Believe it or not, the origins of mascara can date back all the way to Ancient Egypt where they used a substance called ‘Kohl’ which essentially has the same functions as mascara. Kohl wasn’t used to impress your crush, spouse or friends in Ancient Egypt but rather to protect themselves from believed evil spirits. The belief was so strong that it ran through Middle Eastern religion and even up through the famous Roman Empire. Now you may be thinking about how they stopped it from running like our current day products. Well of course there was no technology back then meaning natural resources such as combining water, honey, charcoal and soot with the natural mineral Galena.
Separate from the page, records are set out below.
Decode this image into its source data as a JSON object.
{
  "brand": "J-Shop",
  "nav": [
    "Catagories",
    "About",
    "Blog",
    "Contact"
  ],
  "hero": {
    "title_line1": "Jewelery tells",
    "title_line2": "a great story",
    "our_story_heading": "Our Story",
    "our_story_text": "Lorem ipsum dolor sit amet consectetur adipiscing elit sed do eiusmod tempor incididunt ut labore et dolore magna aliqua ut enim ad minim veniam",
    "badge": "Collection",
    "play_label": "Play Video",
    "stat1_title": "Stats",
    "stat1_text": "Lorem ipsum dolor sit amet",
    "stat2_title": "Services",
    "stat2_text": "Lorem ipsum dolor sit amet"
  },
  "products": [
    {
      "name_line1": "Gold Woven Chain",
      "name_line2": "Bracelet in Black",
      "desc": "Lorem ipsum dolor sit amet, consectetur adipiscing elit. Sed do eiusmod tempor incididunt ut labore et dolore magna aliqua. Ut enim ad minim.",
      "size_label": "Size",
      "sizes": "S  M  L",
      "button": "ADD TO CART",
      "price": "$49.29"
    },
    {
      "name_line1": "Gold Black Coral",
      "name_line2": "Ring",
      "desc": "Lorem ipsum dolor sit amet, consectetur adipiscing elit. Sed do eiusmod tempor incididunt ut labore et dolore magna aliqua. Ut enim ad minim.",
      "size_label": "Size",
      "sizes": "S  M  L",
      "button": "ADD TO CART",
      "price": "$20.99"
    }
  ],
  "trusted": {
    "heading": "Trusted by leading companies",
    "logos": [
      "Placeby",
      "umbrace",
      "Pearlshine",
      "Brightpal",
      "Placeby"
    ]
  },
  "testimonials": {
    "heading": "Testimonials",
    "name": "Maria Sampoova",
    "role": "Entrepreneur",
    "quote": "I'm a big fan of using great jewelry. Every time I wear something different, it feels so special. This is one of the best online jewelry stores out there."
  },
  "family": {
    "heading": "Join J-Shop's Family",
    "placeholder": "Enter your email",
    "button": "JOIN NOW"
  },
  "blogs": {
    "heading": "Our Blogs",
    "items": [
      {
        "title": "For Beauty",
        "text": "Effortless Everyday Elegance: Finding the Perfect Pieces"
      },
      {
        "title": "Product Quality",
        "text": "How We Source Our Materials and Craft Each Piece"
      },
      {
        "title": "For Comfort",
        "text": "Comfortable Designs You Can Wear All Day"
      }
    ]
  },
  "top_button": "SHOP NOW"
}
Countries especially in Europe under the control of the Roman Empire (as the empire was derived from European descent as language mainly spoken then was Greek and Latin) used Kohl for appearance and cosmetic use. However, Kohl became a distant cosmetic feature when the Roman Empire gradually fell as the ideology decreased simultaneously. Contrastingly, it was still used immensely in Egypt for religious purposes which spread into neighbouring Middle Eastern countries.
Before the West became the dominant global region, the use of eyeliner products was considered unprofessional and ill-mannered until the widely-recognised Victorian Era (1837) . Promoting the use of makeup and shifts in heavier influence of cosmetics were key in that time period that initially kickstarted the use of long-eyelashes.
Only a couple decades later, chemist Eugene Rimmel started the official development of the well-known mascara by utilising petroleum jelly. Further inventors such as T.L. Williams used the same jelly between 1913-1917 led to the growth of the company known as Maybelline.
However, arguably the most important phase of the development of mascara came from Helena Rubinstein in 1957. She proposed mascara in a lotion form alongside a brush for application. This is similar to modern day mascara, through the use of a brush. She had probably revolutionised the way mascara was applied which gained increasing respectability and acceptance in the USA.
These influential characters in the production of mascara has indefinitely led to one of the most influential eye product around. Although there were many forms and innovations of the product, the common elements used were oils, pigmentation and forms of waxes. The FDA approving of the products used to make mascara is probably a historical event which at the time may have been minor but certainly has left inventors and companies well, well off.